ASSIGNMENT >>
Go through the entries that follow and count every line with the string "data". Reply with the number only.

SUPPLIED ENTRIES >>
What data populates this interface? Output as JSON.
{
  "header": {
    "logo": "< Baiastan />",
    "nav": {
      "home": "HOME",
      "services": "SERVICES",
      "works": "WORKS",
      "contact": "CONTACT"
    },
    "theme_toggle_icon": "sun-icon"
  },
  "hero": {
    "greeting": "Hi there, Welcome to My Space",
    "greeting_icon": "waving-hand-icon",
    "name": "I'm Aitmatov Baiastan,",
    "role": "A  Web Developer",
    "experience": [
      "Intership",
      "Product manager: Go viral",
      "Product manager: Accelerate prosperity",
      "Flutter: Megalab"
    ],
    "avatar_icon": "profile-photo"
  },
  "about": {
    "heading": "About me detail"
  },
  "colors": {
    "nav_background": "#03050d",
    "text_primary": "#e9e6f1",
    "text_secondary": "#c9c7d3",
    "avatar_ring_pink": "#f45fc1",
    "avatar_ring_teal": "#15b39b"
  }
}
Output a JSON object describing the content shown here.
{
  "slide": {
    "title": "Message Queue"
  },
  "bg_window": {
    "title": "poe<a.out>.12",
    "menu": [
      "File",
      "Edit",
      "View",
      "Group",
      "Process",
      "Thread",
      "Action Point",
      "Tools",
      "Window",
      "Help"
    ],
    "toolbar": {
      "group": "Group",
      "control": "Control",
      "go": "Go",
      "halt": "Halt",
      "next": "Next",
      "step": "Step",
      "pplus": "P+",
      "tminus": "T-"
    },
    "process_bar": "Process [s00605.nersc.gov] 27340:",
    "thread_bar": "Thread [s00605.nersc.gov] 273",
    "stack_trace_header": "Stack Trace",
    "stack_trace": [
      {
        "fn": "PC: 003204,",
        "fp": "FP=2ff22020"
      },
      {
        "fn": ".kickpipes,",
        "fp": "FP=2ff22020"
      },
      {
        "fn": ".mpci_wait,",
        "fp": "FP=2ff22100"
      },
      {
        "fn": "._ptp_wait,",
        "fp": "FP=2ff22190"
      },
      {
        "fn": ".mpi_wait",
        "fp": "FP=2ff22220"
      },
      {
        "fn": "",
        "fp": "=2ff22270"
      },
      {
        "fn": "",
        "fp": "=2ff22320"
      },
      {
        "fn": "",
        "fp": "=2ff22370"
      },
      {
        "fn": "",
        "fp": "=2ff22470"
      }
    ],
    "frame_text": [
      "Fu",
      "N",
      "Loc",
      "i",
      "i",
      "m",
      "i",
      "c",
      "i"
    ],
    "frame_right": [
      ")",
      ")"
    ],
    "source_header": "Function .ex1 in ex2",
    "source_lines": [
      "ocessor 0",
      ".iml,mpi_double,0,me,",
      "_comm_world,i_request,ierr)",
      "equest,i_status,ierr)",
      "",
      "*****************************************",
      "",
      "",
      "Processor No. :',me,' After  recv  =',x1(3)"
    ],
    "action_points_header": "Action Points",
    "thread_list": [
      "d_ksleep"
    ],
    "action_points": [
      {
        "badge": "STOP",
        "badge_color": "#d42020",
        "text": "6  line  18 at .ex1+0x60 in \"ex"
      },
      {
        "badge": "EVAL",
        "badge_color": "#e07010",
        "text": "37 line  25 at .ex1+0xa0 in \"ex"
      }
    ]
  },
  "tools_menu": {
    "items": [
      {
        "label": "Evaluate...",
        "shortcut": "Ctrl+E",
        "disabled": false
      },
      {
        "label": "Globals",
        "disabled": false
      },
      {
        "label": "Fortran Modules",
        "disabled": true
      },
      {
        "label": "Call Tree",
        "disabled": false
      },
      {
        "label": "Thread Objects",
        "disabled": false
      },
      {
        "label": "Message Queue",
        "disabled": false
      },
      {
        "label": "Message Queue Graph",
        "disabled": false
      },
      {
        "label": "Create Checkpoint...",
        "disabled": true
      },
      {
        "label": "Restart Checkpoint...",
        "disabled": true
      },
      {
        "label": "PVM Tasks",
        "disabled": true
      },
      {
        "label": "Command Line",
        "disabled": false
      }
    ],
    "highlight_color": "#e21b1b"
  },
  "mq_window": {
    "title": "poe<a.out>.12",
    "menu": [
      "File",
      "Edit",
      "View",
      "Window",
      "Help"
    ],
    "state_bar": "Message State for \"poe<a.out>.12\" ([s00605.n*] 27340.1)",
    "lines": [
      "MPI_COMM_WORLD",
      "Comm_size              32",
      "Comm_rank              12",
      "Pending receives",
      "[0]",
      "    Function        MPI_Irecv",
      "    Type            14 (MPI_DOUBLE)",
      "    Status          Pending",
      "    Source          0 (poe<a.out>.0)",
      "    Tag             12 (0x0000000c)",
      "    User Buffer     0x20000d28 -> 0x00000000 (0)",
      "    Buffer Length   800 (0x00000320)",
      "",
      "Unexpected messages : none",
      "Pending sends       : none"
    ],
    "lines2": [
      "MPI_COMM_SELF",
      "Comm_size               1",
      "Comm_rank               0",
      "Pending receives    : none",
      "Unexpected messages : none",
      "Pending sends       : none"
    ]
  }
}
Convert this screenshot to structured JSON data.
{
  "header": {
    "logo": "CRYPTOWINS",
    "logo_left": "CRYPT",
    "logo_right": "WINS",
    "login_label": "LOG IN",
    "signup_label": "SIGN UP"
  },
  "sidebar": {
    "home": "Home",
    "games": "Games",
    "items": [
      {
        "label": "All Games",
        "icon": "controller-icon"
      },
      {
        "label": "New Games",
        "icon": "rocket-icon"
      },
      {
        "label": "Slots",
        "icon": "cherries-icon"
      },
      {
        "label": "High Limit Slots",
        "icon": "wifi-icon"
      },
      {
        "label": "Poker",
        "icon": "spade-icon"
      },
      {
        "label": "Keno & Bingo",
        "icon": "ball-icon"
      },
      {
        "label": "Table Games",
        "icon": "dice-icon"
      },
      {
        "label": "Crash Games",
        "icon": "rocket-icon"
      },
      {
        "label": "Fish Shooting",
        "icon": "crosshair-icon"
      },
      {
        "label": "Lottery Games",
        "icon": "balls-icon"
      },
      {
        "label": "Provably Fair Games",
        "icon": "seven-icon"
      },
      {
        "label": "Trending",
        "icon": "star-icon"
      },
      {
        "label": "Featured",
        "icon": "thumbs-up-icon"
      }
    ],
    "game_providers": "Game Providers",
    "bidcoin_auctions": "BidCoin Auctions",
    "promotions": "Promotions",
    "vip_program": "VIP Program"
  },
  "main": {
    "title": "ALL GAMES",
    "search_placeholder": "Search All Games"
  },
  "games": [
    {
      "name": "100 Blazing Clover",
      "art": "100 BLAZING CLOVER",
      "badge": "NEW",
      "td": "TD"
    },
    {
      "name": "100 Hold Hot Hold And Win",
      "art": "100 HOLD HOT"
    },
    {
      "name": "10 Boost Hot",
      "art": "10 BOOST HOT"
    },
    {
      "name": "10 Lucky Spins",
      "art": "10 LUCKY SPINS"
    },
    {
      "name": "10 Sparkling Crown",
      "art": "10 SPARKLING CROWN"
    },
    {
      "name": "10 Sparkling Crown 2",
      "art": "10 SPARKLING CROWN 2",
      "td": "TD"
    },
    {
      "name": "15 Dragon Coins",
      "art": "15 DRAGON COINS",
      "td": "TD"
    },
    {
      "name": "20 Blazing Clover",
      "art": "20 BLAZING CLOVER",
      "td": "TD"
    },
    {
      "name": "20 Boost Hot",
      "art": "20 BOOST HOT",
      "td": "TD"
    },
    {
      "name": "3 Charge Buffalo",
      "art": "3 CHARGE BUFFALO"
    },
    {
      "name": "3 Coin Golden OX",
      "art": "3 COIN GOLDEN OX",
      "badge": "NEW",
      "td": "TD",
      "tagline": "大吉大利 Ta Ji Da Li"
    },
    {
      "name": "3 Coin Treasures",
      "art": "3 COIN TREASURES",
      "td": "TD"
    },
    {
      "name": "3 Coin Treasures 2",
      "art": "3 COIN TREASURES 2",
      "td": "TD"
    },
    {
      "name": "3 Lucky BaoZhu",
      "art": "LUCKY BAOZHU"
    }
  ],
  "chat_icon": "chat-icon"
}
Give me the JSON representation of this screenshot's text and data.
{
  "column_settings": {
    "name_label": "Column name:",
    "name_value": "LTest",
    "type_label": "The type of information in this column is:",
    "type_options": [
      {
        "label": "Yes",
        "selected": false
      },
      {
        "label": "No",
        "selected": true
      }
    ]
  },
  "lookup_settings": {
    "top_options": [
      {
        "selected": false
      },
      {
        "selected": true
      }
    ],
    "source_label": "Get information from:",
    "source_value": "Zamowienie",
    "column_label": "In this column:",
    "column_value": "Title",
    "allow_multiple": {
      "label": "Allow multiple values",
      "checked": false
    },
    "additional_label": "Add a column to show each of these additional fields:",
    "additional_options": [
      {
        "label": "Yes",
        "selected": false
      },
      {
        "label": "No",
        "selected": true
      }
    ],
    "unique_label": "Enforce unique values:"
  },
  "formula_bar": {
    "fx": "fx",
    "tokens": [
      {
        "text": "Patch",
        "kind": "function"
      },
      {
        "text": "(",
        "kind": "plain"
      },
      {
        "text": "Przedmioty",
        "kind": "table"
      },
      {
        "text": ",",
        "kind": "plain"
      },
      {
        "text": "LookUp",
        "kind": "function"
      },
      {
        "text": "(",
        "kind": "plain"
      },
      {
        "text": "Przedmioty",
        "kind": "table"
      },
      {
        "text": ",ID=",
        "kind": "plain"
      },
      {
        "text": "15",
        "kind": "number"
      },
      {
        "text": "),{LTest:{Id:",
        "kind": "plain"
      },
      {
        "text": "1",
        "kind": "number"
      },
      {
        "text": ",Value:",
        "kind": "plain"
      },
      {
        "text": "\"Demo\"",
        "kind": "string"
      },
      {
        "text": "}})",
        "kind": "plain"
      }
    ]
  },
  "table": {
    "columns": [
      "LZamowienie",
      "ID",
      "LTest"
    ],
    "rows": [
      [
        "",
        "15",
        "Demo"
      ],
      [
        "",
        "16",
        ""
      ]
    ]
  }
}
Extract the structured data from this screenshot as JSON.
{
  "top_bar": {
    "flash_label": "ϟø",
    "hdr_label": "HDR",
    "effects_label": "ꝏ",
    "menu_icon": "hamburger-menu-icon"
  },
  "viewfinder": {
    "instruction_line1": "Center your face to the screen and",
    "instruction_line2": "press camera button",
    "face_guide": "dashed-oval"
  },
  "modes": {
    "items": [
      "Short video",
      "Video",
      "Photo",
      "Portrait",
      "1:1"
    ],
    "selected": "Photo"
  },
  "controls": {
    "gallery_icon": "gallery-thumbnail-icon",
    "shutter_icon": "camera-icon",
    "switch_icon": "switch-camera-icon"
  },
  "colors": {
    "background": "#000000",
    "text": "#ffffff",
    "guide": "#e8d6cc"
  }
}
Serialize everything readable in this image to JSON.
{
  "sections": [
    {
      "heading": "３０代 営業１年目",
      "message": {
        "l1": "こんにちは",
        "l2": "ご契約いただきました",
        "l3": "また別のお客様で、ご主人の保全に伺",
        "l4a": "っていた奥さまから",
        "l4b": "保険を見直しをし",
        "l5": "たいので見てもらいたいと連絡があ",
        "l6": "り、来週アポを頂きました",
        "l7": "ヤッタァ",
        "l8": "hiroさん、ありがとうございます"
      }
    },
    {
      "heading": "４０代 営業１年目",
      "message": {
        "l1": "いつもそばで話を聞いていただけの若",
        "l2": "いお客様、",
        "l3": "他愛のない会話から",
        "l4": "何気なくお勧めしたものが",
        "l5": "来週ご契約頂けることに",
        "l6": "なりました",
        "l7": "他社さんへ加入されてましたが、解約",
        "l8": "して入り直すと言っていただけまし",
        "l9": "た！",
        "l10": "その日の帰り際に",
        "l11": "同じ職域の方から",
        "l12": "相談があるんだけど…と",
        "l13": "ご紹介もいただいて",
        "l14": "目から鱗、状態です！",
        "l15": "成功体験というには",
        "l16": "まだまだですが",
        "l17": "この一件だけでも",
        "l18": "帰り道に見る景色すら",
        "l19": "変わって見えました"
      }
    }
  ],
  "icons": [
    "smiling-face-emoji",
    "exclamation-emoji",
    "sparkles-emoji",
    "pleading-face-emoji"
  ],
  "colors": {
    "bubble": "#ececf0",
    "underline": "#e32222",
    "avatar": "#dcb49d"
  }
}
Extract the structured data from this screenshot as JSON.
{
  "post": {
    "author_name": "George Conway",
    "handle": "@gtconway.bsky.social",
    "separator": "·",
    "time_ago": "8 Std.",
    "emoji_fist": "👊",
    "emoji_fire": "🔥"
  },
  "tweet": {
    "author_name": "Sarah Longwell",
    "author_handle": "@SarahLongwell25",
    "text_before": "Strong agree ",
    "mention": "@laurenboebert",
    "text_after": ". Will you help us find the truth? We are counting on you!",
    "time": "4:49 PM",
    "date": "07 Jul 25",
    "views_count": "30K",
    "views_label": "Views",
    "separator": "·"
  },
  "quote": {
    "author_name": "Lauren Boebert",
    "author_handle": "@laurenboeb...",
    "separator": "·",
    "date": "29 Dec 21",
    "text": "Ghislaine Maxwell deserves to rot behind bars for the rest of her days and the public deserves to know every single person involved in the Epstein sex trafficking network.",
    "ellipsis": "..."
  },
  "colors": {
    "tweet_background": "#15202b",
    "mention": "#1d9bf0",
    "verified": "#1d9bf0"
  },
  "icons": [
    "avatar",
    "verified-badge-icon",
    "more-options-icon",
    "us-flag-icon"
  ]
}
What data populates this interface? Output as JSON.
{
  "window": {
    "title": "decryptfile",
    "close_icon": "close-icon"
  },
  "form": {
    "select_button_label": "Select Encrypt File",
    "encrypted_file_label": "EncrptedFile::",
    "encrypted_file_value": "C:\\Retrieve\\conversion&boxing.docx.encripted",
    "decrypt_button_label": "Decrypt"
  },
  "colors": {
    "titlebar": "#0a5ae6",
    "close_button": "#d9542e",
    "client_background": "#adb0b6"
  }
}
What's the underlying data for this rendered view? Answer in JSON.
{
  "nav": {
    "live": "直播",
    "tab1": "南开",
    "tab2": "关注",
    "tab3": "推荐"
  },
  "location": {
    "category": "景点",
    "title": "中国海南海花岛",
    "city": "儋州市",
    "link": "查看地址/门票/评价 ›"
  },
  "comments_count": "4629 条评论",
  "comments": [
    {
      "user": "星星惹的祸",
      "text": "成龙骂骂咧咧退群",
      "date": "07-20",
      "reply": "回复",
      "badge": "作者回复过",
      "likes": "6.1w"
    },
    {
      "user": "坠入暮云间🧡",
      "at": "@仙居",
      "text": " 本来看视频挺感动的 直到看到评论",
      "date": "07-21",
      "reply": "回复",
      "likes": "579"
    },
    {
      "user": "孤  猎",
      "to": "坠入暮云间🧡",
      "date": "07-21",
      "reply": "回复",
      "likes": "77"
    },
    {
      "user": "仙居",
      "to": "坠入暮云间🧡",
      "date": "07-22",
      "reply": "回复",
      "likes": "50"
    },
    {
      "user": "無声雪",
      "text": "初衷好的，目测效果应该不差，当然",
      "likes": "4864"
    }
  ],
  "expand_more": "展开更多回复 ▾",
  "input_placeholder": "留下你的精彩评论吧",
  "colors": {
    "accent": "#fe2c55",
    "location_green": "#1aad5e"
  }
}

SOLUTION BELOW >>
7